Data items
◇ ◇ ◇ ◇ ◇

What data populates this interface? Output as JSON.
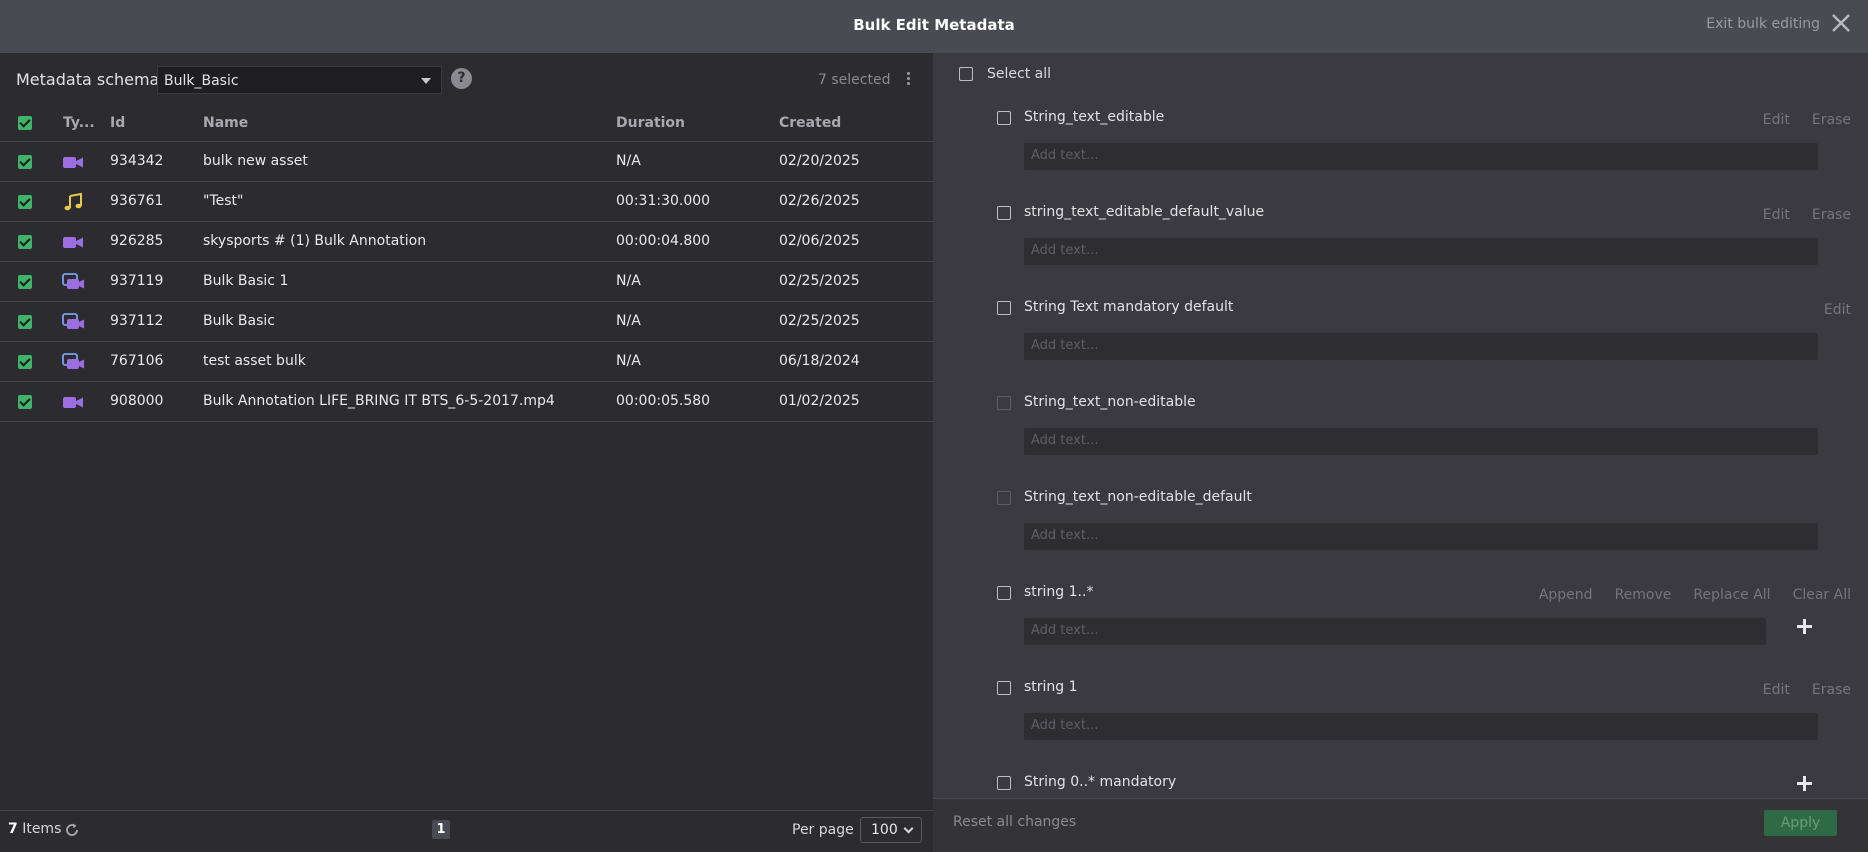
{
  "header": {
    "title": "Bulk Edit Metadata",
    "exit_label": "Exit bulk editing"
  },
  "left": {
    "schema_label": "Metadata schema:",
    "schema_value": "Bulk_Basic",
    "help": "?",
    "selected": "7 selected",
    "columns": {
      "type": "Ty...",
      "id": "Id",
      "name": "Name",
      "duration": "Duration",
      "created": "Created"
    },
    "rows": [
      {
        "type": "video",
        "id": "934342",
        "name": "bulk new asset",
        "duration": "N/A",
        "created": "02/20/2025"
      },
      {
        "type": "audio",
        "id": "936761",
        "name": "\"Test\"",
        "duration": "00:31:30.000",
        "created": "02/26/2025"
      },
      {
        "type": "video",
        "id": "926285",
        "name": "skysports # (1) Bulk Annotation",
        "duration": "00:00:04.800",
        "created": "02/06/2025"
      },
      {
        "type": "collection",
        "id": "937119",
        "name": "Bulk Basic 1",
        "duration": "N/A",
        "created": "02/25/2025"
      },
      {
        "type": "collection",
        "id": "937112",
        "name": "Bulk Basic",
        "duration": "N/A",
        "created": "02/25/2025"
      },
      {
        "type": "collection",
        "id": "767106",
        "name": "test asset bulk",
        "duration": "N/A",
        "created": "06/18/2024"
      },
      {
        "type": "video",
        "id": "908000",
        "name": "Bulk Annotation LIFE_BRING IT BTS_6-5-2017.mp4",
        "duration": "00:00:05.580",
        "created": "01/02/2025"
      }
    ],
    "footer": {
      "items_count": "7",
      "items_label": " Items",
      "page": "1",
      "per_page_label": "Per page",
      "per_page_value": "100"
    }
  },
  "right": {
    "select_all": "Select all",
    "placeholder": "Add text...",
    "fields": [
      {
        "name": "String_text_editable",
        "actions": [
          "Edit",
          "Erase"
        ],
        "disabled": false,
        "plus": false
      },
      {
        "name": "string_text_editable_default_value",
        "actions": [
          "Edit",
          "Erase"
        ],
        "disabled": false,
        "plus": false
      },
      {
        "name": "String Text mandatory default",
        "actions": [
          "Edit"
        ],
        "disabled": false,
        "plus": false
      },
      {
        "name": "String_text_non-editable",
        "actions": [],
        "disabled": true,
        "plus": false
      },
      {
        "name": "String_text_non-editable_default",
        "actions": [],
        "disabled": true,
        "plus": false
      },
      {
        "name": "string 1..*",
        "actions": [
          "Append",
          "Remove",
          "Replace All",
          "Clear All"
        ],
        "disabled": false,
        "plus": true
      },
      {
        "name": "string 1",
        "actions": [
          "Edit",
          "Erase"
        ],
        "disabled": false,
        "plus": false
      },
      {
        "name": "String 0..* mandatory",
        "actions": [],
        "disabled": false,
        "plus": true
      }
    ],
    "reset_label": "Reset all changes",
    "apply_label": "Apply"
  },
  "colors": {
    "checkbox_checked": "#3fb46a",
    "video_icon": "#9b6fe0",
    "audio_icon": "#e6c84a",
    "collection_icon": "#7aa0f0",
    "apply_button": "#2f6a47"
  }
}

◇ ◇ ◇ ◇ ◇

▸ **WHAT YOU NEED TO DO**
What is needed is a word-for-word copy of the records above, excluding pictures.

▸ **TASK SOLUTION**
What data populates this interface? Output as JSON.
{
  "header": {
    "title": "Bulk Edit Metadata",
    "exit_label": "Exit bulk editing"
  },
  "left": {
    "schema_label": "Metadata schema:",
    "schema_value": "Bulk_Basic",
    "help": "?",
    "selected": "7 selected",
    "columns": {
      "type": "Ty...",
      "id": "Id",
      "name": "Name",
      "duration": "Duration",
      "created": "Created"
    },
    "rows": [
      {
        "type": "video",
        "id": "934342",
        "name": "bulk new asset",
        "duration": "N/A",
        "created": "02/20/2025"
      },
      {
        "type": "audio",
        "id": "936761",
        "name": "\"Test\"",
        "duration": "00:31:30.000",
        "created": "02/26/2025"
      },
      {
        "type": "video",
        "id": "926285",
        "name": "skysports # (1) Bulk Annotation",
        "duration": "00:00:04.800",
        "created": "02/06/2025"
      },
      {
        "type": "collection",
        "id": "937119",
        "name": "Bulk Basic 1",
        "duration": "N/A",
        "created": "02/25/2025"
      },
      {
        "type": "collection",
        "id": "937112",
        "name": "Bulk Basic",
        "duration": "N/A",
        "created": "02/25/2025"
      },
      {
        "type": "collection",
        "id": "767106",
        "name": "test asset bulk",
        "duration": "N/A",
        "created": "06/18/2024"
      },
      {
        "type": "video",
        "id": "908000",
        "name": "Bulk Annotation LIFE_BRING IT BTS_6-5-2017.mp4",
        "duration": "00:00:05.580",
        "created": "01/02/2025"
      }
    ],
    "footer": {
      "items_count": "7",
      "items_label": " Items",
      "page": "1",
      "per_page_label": "Per page",
      "per_page_value": "100"
    }
  },
  "right": {
    "select_all": "Select all",
    "placeholder": "Add text...",
    "fields": [
      {
        "name": "String_text_editable",
        "actions": [
          "Edit",
          "Erase"
        ],
        "disabled": false,
        "plus": false
      },
      {
        "name": "string_text_editable_default_value",
        "actions": [
          "Edit",
          "Erase"
        ],
        "disabled": false,
        "plus": false
      },
      {
        "name": "String Text mandatory default",
        "actions": [
          "Edit"
        ],
        "disabled": false,
        "plus": false
      },
      {
        "name": "String_text_non-editable",
        "actions": [],
        "disabled": true,
        "plus": false
      },
      {
        "name": "String_text_non-editable_default",
        "actions": [],
        "disabled": true,
        "plus": false
      },
      {
        "name": "string 1..*",
        "actions": [
          "Append",
          "Remove",
          "Replace All",
          "Clear All"
        ],
        "disabled": false,
        "plus": true
      },
      {
        "name": "string 1",
        "actions": [
          "Edit",
          "Erase"
        ],
        "disabled": false,
        "plus": false
      },
      {
        "name": "String 0..* mandatory",
        "actions": [],
        "disabled": false,
        "plus": true
      }
    ],
    "reset_label": "Reset all changes",
    "apply_label": "Apply"
  },
  "colors": {
    "checkbox_checked": "#3fb46a",
    "video_icon": "#9b6fe0",
    "audio_icon": "#e6c84a",
    "collection_icon": "#7aa0f0",
    "apply_button": "#2f6a47"
  }
}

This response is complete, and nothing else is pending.